dynamics between artists, institutions, and their audiences. Amant is designed as an art campus, and its architecture was created to be responsive to the ethos of the program: A space for showing, broadcasting, and making things public, and at the same time, a space for reflectiveness and collaboration.
Lonti Ebers is a long-time art collector and supporter of contemporary art. Lonti hired the renowned architectural firm SO-IL to design Amant’s innovative performance and art complex. Lonti has served on the boards of several museums in both the US and abroad and is currently a trustee of New York’s Museum of Modern Art (MoMa), serves on the board of the Centre for Curatorial Studies at Bard College in Upstate New York, and sits on the European Committee of the Tate Gallery in London.
Ruth Estévez is a curator and stage designer. She is the co-curator of the 34th São Paulo Biennial, which opens in September 2021. From 2018 to 2020 she was Senior Curator-at-large at the Rose Art Museum
in Waltham, Massachusetts and curator of Idiorhythmias, the performance program at MACBA in Barcelona. She was Redcat Gallery Director in Los Angeles and Chief Curator at the Carrillo Gil Museum

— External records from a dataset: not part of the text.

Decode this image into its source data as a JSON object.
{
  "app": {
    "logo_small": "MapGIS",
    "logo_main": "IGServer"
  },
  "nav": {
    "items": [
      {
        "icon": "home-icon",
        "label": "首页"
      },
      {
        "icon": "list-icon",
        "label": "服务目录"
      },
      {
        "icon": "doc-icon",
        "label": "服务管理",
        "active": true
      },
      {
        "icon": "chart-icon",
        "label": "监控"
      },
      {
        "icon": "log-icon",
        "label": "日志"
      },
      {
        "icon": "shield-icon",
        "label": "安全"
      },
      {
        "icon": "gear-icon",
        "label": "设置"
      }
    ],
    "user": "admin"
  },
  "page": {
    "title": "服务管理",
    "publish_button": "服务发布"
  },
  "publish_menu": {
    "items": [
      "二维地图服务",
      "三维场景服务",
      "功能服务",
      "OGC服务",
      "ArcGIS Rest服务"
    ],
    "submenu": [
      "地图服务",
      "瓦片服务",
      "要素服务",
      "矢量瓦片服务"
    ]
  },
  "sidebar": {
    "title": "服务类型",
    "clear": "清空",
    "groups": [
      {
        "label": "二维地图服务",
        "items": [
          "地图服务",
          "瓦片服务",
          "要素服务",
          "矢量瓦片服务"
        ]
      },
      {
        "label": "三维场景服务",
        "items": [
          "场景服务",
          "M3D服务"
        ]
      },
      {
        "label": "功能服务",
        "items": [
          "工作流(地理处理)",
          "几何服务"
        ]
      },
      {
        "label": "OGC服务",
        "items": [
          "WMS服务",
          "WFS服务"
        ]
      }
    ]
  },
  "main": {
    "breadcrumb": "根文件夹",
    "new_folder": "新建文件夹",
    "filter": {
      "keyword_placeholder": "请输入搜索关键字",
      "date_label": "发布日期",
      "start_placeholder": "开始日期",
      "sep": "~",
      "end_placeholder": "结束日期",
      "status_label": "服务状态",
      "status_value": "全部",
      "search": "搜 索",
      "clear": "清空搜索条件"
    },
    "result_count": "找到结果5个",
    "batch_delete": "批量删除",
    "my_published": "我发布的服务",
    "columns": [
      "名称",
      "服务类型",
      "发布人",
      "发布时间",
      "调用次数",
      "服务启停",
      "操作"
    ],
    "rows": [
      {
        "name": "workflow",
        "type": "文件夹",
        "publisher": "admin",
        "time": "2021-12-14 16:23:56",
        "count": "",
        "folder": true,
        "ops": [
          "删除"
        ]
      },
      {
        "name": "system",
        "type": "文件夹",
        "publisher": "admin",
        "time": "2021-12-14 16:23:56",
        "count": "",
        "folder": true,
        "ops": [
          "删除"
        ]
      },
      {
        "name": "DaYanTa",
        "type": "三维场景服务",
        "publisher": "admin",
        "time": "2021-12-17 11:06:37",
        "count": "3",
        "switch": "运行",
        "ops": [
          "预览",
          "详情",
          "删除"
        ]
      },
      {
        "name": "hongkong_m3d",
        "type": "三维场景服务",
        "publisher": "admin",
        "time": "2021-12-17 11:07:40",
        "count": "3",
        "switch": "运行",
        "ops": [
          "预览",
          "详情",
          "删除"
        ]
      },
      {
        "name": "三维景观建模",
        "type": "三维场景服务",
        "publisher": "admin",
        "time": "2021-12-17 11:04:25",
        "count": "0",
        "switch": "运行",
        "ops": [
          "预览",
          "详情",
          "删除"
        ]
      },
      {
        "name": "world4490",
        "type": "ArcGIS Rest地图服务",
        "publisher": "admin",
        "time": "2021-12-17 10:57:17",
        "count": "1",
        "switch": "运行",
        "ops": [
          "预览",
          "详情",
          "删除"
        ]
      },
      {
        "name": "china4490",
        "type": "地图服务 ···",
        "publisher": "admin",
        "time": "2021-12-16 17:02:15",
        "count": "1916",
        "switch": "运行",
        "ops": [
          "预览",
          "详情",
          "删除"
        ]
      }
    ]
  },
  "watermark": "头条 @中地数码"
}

in Mexico City, where she also founded LIGA, Space for architecture (2010-), a non-for-profit platform focused on spatial practices.